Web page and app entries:
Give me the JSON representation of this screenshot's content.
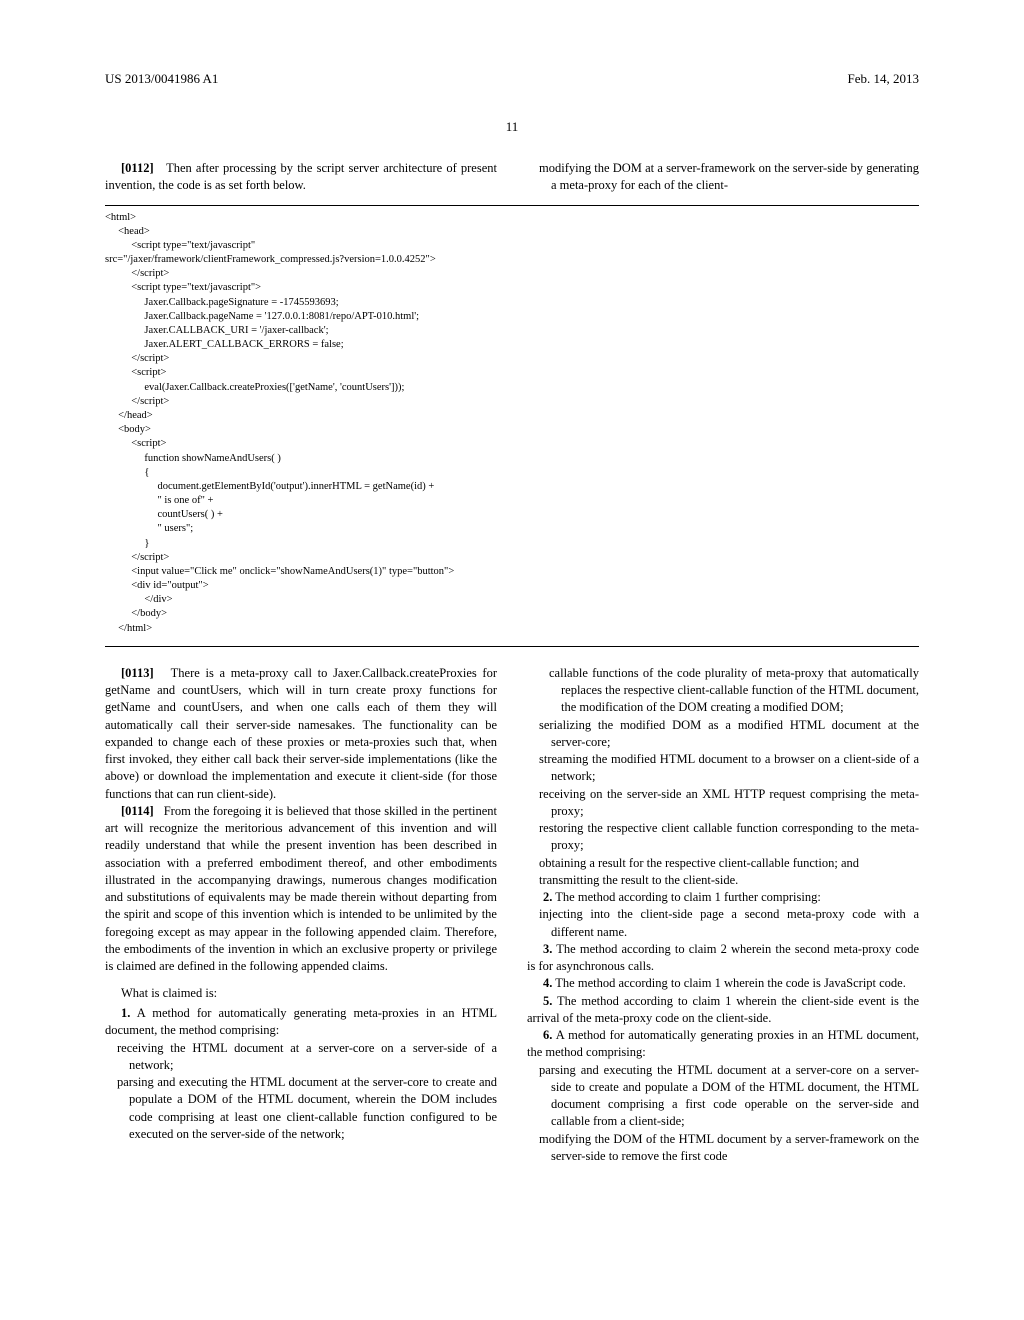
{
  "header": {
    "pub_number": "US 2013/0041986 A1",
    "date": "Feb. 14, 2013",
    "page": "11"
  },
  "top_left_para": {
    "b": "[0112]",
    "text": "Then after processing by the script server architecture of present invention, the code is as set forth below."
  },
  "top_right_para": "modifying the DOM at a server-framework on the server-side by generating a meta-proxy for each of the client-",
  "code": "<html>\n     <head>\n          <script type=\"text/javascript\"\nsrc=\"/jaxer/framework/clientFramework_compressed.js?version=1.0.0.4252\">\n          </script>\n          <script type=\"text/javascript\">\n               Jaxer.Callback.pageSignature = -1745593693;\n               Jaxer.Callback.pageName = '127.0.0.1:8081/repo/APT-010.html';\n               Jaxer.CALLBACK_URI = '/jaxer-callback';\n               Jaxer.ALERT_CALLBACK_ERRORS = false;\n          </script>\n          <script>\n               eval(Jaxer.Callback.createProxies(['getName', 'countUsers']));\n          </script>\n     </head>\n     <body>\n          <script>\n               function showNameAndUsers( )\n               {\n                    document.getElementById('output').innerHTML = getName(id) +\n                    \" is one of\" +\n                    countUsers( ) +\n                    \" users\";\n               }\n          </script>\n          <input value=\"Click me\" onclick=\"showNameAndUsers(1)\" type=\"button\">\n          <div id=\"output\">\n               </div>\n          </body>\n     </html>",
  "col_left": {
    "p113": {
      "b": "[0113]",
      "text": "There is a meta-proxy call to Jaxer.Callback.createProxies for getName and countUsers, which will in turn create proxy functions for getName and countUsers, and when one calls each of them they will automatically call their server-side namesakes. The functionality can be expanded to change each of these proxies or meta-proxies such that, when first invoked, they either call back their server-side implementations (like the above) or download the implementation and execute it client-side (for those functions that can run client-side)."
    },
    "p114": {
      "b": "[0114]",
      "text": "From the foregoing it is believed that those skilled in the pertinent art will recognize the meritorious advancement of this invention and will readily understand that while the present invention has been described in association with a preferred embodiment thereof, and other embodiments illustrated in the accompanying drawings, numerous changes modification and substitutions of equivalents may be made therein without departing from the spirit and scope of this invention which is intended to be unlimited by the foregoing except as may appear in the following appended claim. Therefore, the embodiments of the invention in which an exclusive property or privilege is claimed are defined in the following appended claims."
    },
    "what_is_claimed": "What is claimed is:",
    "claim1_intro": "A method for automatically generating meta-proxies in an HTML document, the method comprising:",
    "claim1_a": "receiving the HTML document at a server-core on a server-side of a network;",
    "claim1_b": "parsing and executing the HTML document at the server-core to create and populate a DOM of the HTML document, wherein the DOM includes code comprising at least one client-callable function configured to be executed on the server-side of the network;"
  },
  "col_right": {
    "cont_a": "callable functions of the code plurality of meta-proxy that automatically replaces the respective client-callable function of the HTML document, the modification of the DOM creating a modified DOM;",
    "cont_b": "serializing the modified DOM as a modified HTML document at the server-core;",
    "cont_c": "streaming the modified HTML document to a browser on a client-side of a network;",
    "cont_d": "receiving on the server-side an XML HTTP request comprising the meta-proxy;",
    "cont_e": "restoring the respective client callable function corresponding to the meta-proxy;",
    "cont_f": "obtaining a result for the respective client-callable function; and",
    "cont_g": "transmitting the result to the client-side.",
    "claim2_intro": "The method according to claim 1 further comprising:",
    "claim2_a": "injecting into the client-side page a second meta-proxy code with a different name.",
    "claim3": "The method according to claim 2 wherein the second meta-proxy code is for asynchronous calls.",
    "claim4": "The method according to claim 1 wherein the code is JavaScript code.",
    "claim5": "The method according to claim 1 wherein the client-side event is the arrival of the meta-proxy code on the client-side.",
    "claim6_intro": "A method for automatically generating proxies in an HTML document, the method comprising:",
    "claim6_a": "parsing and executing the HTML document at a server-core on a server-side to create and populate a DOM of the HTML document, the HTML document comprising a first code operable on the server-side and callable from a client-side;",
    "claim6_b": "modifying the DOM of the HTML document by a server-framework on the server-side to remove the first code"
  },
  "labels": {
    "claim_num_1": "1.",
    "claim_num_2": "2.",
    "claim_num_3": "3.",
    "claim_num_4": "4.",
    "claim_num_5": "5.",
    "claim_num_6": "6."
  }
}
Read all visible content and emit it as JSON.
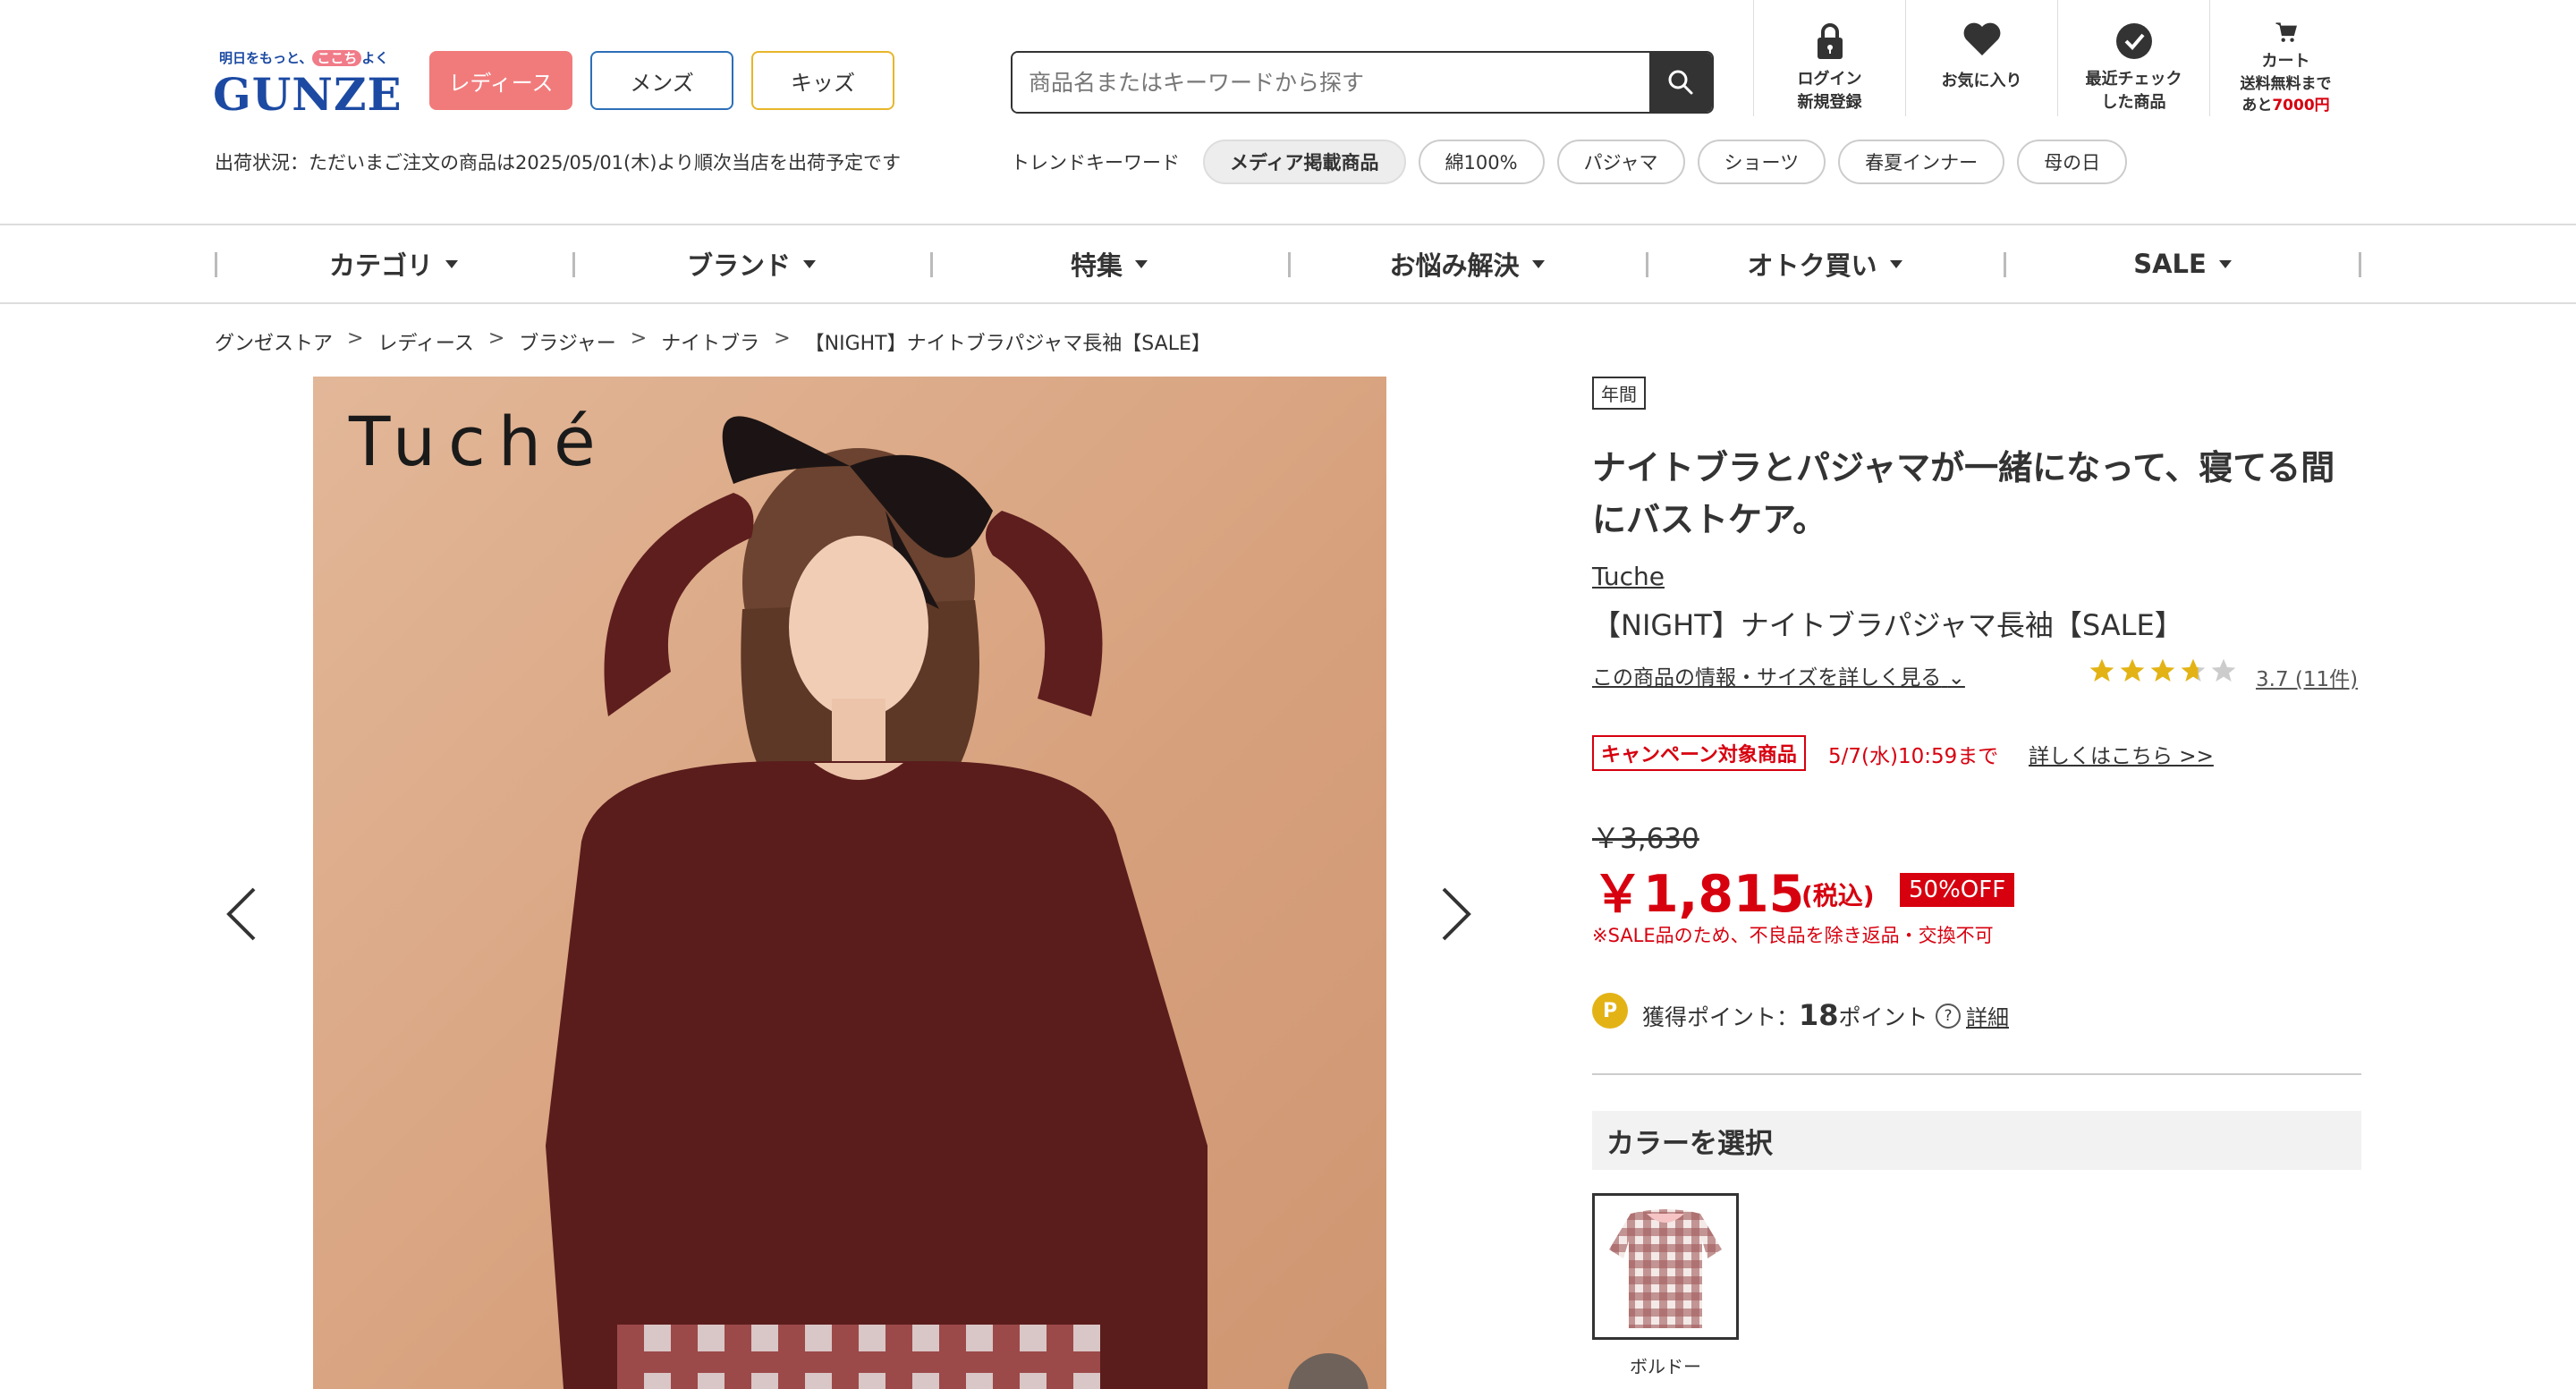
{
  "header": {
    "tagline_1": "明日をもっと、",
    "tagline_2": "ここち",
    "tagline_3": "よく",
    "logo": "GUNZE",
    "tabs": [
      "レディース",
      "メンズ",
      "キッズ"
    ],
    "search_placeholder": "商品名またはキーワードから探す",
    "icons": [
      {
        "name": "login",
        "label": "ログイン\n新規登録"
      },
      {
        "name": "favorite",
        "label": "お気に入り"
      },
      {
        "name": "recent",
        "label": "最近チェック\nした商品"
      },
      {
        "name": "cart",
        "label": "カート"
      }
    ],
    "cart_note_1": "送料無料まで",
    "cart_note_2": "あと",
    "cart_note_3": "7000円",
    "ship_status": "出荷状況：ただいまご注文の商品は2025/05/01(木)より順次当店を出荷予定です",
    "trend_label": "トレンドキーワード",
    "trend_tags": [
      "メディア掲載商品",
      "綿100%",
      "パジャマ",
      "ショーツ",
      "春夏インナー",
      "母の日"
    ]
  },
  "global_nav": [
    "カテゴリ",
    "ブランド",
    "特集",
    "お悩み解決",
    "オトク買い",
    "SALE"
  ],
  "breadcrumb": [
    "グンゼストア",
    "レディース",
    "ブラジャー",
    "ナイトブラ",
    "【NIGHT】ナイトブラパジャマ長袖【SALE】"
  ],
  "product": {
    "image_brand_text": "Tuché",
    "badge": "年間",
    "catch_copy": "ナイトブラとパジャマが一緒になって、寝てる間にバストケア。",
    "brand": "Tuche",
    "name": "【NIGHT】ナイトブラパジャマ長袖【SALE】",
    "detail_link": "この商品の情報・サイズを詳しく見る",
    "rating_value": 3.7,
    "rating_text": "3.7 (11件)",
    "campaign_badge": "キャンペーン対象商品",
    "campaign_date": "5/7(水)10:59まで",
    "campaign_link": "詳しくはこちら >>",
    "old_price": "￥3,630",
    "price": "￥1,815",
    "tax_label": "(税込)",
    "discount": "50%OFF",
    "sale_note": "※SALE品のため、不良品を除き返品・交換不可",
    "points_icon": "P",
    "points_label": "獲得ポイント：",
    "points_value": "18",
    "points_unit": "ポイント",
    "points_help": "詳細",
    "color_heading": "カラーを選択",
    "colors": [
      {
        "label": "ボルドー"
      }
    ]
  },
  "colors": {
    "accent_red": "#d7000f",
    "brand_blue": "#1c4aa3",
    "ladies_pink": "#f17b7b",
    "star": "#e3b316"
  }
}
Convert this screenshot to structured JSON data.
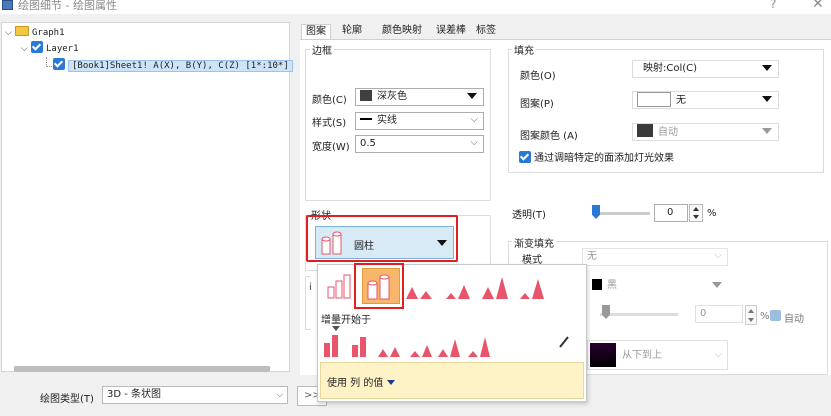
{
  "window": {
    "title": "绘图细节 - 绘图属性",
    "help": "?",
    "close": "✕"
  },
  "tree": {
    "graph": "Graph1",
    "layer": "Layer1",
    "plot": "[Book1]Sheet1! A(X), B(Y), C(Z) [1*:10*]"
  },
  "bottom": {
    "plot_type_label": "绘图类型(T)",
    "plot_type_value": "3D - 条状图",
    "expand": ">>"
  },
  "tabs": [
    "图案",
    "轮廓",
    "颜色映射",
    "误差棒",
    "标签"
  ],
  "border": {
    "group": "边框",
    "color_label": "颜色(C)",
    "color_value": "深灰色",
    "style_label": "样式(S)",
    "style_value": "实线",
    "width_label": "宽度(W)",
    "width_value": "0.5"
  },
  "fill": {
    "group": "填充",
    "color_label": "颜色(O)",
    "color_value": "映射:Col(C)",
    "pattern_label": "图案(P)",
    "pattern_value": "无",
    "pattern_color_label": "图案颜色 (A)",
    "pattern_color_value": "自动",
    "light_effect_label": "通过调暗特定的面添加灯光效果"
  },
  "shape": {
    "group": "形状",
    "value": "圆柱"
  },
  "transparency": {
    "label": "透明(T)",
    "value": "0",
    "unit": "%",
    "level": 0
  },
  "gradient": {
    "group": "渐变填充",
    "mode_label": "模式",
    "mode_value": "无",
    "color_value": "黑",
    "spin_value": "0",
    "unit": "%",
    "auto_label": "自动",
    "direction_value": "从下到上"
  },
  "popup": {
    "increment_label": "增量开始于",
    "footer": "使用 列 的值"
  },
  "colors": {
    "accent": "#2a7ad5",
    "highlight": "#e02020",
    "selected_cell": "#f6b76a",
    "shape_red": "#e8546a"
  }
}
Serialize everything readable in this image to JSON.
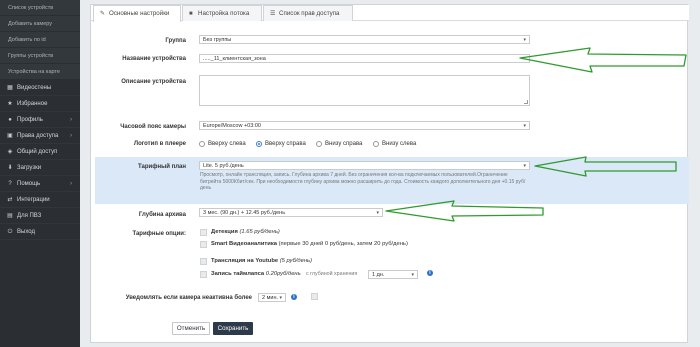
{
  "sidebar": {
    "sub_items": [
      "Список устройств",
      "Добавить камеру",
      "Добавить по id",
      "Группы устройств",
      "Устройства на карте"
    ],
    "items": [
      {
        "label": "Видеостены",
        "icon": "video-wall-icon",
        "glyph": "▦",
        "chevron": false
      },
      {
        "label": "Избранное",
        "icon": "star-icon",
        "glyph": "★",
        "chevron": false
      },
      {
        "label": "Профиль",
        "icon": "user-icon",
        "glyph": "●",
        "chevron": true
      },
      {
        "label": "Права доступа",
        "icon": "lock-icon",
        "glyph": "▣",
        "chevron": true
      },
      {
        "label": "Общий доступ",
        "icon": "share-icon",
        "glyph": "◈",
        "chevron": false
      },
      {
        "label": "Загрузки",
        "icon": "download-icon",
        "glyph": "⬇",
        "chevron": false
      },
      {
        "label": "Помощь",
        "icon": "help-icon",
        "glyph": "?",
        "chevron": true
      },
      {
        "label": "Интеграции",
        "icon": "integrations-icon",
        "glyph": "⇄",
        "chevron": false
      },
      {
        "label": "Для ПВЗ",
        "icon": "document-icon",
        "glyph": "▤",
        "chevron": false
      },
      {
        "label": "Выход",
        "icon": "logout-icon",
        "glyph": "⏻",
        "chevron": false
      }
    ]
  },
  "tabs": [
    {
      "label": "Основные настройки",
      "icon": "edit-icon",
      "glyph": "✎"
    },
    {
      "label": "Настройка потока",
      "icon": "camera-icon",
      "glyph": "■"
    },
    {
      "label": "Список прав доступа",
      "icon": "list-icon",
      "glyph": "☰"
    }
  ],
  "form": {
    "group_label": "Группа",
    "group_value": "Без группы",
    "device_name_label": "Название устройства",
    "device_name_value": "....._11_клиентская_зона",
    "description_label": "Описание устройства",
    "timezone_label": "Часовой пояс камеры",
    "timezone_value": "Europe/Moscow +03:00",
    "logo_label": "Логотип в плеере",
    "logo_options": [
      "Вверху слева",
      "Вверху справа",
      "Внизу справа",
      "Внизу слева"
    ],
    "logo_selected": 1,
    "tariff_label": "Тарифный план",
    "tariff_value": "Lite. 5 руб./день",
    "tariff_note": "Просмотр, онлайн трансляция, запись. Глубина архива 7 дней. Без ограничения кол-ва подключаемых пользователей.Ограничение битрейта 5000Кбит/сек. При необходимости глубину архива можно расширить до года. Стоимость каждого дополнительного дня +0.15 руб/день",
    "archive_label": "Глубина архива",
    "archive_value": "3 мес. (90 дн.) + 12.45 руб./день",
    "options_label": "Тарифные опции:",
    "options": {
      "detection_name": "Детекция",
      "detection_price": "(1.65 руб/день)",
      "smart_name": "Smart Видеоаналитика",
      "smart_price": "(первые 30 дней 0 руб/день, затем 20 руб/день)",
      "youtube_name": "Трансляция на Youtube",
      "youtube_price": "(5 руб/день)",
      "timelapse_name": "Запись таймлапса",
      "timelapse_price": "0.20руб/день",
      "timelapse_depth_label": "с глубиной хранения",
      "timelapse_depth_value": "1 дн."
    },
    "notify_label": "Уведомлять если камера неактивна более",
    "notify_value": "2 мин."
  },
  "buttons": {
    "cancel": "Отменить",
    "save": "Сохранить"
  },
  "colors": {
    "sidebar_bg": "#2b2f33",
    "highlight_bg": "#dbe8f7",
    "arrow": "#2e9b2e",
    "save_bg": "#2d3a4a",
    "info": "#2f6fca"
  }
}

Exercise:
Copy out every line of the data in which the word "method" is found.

Result:
    "claim1_intro": "A method for automatically generating meta-proxies in an HTML document, the method comprising:",
    "claim2_intro": "The method according to claim 1 further comprising:",
    "claim3": "The method according to claim 2 wherein the second meta-proxy code is for asynchronous calls.",
    "claim4": "The method according to claim 1 wherein the code is JavaScript code.",
    "claim5": "The method according to claim 1 wherein the client-side event is the arrival of the meta-proxy code on the client-side.",
    "claim6_intro": "A method for automatically generating proxies in an HTML document, the method comprising:",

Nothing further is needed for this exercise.